S.E.X. You heard me. It’s what got you into this parenting thing in the first place. And now, you must explain it to your kids…well, if not now, then eventually…like before they go to college. Actually, the experts say you can’t wait nearly that long. Most recommend you start talking to your kids about the birds and the bees around age 4 or 5! Now, if you’re anything like me, that sentence probably just sent a wave of nausea through your body and right now you’re taking slow, deep breaths trying to slow your heart rate. And if you’re like me you probably had visions of yourself as a modern, hip parent who’d openly talk about sex with your kids. No problem, right? Sure, until it’s time to actually walk the walk. Then we turn into complete prudes.
Note: If you’ve ever heard Charla Muller talk about her book, 365 Nights, she always whispers the word “sex” like she’s talking about something a little sneaky, a little unladylike. It’s hilarious and totally how I want to say the word as I am writing this.
Anyway, all queasiness aside, it really is important to talk to your kids about (whisper) sex. Here’s why:
1) By learning the facts from YOU, they’ll get accurate information (in contrast to the campaign of misinformation spreading through the school bus)
2) You’ll be opening up important lines of communication making YOU the go-to person for information. If they find out from someone else, they may keep the information secret from you.
3) You’ll be able to present the information in a comfortable, accurate and loving way so that kids don’t get the impression that sex is something dirty.
4) You’ll be protecting them from sexual predators. The book It’s Not the Stork! by Robie Harris does a great job of explaining to young children what is and is not appropriate when it comes to touching. It also teaches kids to have a voice – that it’s okay to say “no” or “don’t” if an adult makes them uncomfortable.
Here are some great books and resources to help get the conversation started:

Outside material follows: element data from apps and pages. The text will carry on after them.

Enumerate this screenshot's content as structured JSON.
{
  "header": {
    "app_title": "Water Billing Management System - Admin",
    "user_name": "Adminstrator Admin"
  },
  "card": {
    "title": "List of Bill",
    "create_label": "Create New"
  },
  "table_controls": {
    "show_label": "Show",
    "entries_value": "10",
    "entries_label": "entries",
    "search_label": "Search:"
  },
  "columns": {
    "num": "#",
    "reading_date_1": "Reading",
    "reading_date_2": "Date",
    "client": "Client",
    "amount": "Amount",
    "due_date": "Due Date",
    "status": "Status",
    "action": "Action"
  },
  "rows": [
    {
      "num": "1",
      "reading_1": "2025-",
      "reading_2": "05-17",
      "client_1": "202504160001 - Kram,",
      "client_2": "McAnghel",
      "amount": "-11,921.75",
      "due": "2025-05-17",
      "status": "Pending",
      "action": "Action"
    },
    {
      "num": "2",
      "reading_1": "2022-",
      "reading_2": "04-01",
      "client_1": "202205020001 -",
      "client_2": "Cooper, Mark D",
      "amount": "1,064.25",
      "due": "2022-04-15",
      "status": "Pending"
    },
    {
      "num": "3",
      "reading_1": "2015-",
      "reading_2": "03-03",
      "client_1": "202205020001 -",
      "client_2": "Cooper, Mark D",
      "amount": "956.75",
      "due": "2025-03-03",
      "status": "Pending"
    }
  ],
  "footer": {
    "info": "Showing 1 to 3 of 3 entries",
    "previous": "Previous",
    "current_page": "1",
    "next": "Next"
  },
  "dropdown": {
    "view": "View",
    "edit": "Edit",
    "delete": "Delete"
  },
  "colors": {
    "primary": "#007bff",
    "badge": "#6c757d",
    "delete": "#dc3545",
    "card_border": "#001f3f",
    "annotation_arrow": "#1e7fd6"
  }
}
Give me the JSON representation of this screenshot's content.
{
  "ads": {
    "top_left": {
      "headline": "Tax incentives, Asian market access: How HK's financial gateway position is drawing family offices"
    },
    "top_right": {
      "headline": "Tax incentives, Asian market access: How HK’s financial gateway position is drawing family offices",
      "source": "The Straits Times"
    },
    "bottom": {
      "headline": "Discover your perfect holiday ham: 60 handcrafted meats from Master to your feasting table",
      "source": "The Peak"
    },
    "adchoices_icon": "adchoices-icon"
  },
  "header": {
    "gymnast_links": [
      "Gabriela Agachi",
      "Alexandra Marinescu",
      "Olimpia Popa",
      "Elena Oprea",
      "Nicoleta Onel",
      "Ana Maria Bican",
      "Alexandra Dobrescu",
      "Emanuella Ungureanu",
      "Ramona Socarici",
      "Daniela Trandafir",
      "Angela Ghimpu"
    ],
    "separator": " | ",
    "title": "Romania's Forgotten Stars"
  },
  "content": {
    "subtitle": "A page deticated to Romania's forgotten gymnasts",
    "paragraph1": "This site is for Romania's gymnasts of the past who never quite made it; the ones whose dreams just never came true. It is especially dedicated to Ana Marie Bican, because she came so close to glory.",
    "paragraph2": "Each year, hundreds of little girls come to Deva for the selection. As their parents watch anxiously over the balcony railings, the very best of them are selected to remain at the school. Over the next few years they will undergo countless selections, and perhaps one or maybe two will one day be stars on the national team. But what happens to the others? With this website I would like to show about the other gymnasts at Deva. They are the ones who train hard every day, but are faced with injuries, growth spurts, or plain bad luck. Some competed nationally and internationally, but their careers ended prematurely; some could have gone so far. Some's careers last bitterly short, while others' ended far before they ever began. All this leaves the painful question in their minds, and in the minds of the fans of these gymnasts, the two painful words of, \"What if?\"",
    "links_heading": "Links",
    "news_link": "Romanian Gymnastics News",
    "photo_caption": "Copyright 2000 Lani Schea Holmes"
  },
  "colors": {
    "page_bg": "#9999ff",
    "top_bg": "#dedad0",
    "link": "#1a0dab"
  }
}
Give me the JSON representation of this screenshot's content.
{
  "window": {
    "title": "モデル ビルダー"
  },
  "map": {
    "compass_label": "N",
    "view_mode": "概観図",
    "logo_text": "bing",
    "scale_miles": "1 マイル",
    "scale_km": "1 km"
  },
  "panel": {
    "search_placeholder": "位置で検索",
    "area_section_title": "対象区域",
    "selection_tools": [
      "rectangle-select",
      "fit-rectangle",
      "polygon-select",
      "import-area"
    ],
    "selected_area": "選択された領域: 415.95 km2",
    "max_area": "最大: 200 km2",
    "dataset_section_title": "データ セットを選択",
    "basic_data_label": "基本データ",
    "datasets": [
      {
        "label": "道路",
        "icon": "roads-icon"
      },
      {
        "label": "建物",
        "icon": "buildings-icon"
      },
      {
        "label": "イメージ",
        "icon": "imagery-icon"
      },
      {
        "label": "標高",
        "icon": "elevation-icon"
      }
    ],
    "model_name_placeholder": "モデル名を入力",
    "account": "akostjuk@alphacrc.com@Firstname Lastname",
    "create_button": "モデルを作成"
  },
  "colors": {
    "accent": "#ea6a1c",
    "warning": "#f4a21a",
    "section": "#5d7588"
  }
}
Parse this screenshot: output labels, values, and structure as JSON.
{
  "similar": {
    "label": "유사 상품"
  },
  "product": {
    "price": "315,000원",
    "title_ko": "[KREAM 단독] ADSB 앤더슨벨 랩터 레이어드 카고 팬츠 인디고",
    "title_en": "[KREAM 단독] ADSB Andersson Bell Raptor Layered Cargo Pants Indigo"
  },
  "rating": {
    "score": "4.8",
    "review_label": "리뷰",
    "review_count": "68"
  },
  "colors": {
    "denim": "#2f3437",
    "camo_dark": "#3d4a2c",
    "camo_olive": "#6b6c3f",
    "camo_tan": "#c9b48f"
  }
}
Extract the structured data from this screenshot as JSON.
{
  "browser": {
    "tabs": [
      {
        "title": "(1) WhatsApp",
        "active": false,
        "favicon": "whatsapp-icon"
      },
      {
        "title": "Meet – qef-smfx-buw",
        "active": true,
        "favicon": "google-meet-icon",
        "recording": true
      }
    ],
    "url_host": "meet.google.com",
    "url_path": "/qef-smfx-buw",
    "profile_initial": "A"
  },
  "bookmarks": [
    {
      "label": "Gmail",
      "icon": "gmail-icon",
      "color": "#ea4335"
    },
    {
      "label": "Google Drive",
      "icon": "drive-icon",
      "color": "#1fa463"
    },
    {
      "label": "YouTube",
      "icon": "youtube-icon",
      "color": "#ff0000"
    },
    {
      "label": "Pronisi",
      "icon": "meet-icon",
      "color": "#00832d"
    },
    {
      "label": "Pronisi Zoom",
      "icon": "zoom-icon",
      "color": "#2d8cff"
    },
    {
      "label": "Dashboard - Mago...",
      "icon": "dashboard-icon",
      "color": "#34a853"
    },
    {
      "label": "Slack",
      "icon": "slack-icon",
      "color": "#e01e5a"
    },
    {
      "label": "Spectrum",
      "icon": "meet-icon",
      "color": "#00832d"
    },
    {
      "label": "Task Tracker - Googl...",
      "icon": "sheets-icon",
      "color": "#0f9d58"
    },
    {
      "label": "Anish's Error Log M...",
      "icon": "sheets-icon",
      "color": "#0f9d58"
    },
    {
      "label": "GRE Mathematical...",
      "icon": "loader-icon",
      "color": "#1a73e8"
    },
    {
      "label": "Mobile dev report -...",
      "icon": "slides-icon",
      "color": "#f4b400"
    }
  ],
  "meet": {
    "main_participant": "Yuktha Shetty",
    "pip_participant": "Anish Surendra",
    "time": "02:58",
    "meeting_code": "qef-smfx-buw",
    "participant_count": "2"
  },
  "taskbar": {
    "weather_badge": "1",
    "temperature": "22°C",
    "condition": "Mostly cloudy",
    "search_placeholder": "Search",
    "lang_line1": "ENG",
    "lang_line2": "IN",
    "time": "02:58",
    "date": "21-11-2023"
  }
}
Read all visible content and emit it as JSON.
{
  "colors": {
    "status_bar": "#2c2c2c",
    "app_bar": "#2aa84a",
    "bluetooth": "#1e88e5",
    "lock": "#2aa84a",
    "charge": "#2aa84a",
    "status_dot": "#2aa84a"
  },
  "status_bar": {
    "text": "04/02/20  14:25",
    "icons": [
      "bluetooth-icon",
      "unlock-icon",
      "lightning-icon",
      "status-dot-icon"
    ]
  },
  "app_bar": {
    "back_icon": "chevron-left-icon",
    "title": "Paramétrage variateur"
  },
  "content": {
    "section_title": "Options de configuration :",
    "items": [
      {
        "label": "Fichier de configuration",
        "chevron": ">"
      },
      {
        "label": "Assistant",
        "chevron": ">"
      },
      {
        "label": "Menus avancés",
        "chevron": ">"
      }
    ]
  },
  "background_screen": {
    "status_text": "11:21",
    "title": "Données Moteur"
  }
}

American Academy of Child and Adolescent Psychiatry: www.aacap.org/cs/root/facts_for_families/talking_to_your_kids_about_sex
Talk with Kids
It’s Not the Stork! A Book About Girls, Boys, Babies, Bodies, Families, and Friends (for 4-6 year-olds)
It’s So Amazing! A Book About Eggs, Sperm, Birth, Babies and Families (ages 7 and older)
It’s Perfectly Normal: Changing Bodies, Growing Up, Sex and Sexual Health (ages 10 and older)
All of these books are by Robie Harris. Visit her site: http://www.robieharris.com/work.html for more information.
So as you can tell, I am a big proponent of talking to your kids about sex. I think it’s a disservice to kids to leave them on their own to sort out what they will inevitably hear on the bus and playground. Stephanie and I even devoted a chapter to this subject in The Must-Have Mom Manual – which I used to help write this blog. But have I talked to my own kids? Well, sort of. Anna and I sat down with It’s Not the Stork! Until she got embarrassed and asked me to stop reading it. I respected her comfort level and we’ll look at the book again soon. Cade and I have yet to have the conversation. He’s six. That’s right, I have yet to heed my own advice. Hey, just because I wrote a book doesn’t mean I’m perfect.
My kids have to read (or be read to) for 30 minutes every night as part of their homework – the perfect opportunity to read one of the above-mentioned books. Yep, this blog has been a pep talk to myself as much as anyone else. C’mon, Sara…you can do this.
Sara Ellington is the author of The Mommy Chronicles: Conversations Sharing the Comedy and Drama of Pregnancy and New Motherhood (Hay House, 2005) and The Must-Have Mom Manual (Ballantine/Random House, April 2009)